      And that's the part that has me jazzed for the next few years. Back in 97, Sabean constructed a core around Bonds. You had Snow and Kent immediately, Billy Mueller and then Richie struggled through eventually. With that core, you go to battle and supplement as needed. That is what he is doing, which if you stop bitching about "why can't he construct an offense, he has no clue" long enough to notice what he's done... You'll find a very solid offensive core that can get filled in as needed. Posey, Pablo, Belt and Crawford are putting down the "why can't the Giants develop home grown position players" argument. We'll see about Brown/Panik, but I think they are on the Crawford path where they get nitpicked until they show up and demonstrate that they are complete ballplayers.

      That gets to my other qualm, that defense is hard to write about with any authority, and people are obsessed with offensive numbers. Looking at league averages, the Giants are above league average in most of our positions. Plus the defensive superiority. This is a good ballclub, a fun ballclub and its a great time to be a giants fan.

    9. One last note: the Freddy Sanchez-Alderson trade that was loudly boo'd. Giving up a shiny prospect, for what turned out to be an injured 2B. The fact Sabean publicly called him a batting champion was loudly mocked, because that must mean that Sabean doesn't understand the superior statistic of on base percentage. Initially, that trade was frustrating due to the injury. The Giants had a shot late, and he made the trade. I really love that part of it. Turns out the next year after he got healthy that trade turned to gold. But Sabean's willingness to compete as soon as possible, not stash nuts like a lucky squirrel, that part i really admire. So the bitching about Wheeler-Beltran looking back really drives me nuts. You have a chance to win, you go for it. That is what the game is about. Obviously 2009 and 2011 ended bad, but they were great seasons in my mind, exciting seasons and yet heartbreaking.

      One of the sweetest parts of 2010 was Sabean post-win. He said "we finally buried the bones of 62, 89 and 02." I immediately smiled, and was happy for him. I think there are Giants fans out there who are still not happy for him. The luck argument, the fact he didn't follow whatever established process they thought was best, the fact he is gruff in public. It just seems petty to me. He's an excellent GM. I'm glad he had his second chance to prove out.

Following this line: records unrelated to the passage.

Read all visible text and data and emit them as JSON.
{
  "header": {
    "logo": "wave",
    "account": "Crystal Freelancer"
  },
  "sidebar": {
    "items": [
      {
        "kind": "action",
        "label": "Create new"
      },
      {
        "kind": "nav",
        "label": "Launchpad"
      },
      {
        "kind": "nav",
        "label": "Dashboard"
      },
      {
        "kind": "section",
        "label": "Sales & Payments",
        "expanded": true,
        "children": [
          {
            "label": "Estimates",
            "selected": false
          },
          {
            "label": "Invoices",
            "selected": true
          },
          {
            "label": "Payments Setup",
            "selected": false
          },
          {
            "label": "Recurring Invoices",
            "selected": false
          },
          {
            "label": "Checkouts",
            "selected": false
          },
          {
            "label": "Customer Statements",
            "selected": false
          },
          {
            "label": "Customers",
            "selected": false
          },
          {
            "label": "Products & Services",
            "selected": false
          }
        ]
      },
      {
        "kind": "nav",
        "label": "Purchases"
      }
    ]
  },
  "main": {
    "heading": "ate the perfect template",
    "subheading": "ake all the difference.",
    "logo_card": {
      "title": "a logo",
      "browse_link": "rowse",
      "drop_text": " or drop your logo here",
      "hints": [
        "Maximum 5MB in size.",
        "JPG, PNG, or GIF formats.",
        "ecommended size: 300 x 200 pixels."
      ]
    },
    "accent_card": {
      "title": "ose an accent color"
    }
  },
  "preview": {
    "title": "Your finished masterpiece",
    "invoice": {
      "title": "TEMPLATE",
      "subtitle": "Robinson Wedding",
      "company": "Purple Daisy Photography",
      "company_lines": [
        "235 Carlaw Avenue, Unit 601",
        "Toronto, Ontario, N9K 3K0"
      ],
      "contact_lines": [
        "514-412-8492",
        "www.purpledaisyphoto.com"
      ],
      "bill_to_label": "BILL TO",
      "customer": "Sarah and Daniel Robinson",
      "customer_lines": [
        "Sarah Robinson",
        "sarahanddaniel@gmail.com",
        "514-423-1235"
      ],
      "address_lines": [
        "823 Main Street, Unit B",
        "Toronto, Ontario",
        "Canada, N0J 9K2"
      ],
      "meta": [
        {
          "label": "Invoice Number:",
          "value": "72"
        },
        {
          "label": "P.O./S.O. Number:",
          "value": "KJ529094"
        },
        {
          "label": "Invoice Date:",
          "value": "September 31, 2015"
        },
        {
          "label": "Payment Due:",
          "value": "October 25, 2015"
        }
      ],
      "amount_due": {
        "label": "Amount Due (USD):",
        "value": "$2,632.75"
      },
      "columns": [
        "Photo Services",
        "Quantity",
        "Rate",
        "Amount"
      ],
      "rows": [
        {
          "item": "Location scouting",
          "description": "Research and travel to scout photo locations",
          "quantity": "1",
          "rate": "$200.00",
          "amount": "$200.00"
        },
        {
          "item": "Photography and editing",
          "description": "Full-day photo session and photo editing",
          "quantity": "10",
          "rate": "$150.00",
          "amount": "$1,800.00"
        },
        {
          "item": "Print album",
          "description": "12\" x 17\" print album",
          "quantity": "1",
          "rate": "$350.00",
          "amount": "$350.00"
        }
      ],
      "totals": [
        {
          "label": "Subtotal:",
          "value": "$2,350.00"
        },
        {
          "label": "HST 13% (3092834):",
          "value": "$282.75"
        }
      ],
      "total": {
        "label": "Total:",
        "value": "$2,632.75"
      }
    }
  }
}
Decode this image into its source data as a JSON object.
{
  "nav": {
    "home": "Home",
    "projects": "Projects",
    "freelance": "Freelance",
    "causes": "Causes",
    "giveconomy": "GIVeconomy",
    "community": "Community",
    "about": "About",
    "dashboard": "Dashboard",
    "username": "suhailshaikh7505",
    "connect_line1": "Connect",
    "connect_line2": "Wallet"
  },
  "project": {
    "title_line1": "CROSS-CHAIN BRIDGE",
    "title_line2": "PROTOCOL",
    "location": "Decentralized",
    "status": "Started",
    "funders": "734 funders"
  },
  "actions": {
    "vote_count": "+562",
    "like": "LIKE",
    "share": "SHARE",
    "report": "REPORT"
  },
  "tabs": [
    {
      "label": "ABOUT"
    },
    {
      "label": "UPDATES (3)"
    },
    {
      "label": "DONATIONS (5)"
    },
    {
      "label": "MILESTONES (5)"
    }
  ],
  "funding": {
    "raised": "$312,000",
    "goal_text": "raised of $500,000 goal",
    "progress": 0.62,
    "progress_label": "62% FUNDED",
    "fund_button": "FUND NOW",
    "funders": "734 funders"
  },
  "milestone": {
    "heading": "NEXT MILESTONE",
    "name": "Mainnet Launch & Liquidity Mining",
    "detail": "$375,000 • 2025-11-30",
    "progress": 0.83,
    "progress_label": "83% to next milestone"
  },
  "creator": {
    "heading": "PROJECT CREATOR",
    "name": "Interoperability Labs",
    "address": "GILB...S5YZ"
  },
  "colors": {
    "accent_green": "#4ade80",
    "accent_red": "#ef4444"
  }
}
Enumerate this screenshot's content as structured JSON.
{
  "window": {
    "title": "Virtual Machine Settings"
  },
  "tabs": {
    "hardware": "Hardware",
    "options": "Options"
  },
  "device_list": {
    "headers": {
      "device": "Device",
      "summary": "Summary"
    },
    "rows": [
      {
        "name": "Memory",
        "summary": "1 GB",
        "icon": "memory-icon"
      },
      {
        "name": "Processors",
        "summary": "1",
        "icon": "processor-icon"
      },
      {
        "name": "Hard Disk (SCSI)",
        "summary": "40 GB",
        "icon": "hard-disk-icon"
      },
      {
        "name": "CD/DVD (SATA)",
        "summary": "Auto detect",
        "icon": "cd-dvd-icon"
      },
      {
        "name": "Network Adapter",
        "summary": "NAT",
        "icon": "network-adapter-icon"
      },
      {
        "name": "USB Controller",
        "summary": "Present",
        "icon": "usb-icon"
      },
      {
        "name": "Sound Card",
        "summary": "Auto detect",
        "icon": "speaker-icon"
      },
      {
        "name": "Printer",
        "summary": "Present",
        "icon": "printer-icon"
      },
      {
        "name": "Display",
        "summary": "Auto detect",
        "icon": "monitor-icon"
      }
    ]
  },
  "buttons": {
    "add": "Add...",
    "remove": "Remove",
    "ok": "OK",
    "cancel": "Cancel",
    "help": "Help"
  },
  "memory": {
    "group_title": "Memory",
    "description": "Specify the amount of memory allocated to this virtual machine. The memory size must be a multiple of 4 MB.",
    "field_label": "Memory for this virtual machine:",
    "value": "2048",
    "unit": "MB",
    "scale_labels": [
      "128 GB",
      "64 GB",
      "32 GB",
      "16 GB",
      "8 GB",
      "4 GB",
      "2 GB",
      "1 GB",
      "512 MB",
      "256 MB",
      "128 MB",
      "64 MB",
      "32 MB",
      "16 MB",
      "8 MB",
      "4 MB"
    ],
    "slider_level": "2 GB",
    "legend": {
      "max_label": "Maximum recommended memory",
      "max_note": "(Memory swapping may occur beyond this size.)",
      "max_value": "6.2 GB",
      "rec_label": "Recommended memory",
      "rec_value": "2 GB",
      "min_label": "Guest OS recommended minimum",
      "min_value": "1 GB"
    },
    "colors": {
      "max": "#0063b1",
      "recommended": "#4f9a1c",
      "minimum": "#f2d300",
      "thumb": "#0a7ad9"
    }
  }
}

    10. Well, Shankbone, good luck with that trade analysis. I look forward to reading it. Just have to remember the forest for the trees part and sometimes the best trades are ones that are not made. Gotta include Sabean's track record of hanging onto the homegrown players that formed the core which is nothing short of remarkable. Also, as I've said before, I think you have to consider his monumentally bad luck with AFW, which if it had turned out better might have made the immediate post-Bonds era not nearly as bad.

    11. Good point. Cain for Rios! I would actually put Noah Lowry in with them, he had proven out in the show. He is still among the WAR leaders in that draft.

    12. Ah I messed that up of course. Cain for Fielder! Timmy for Rios!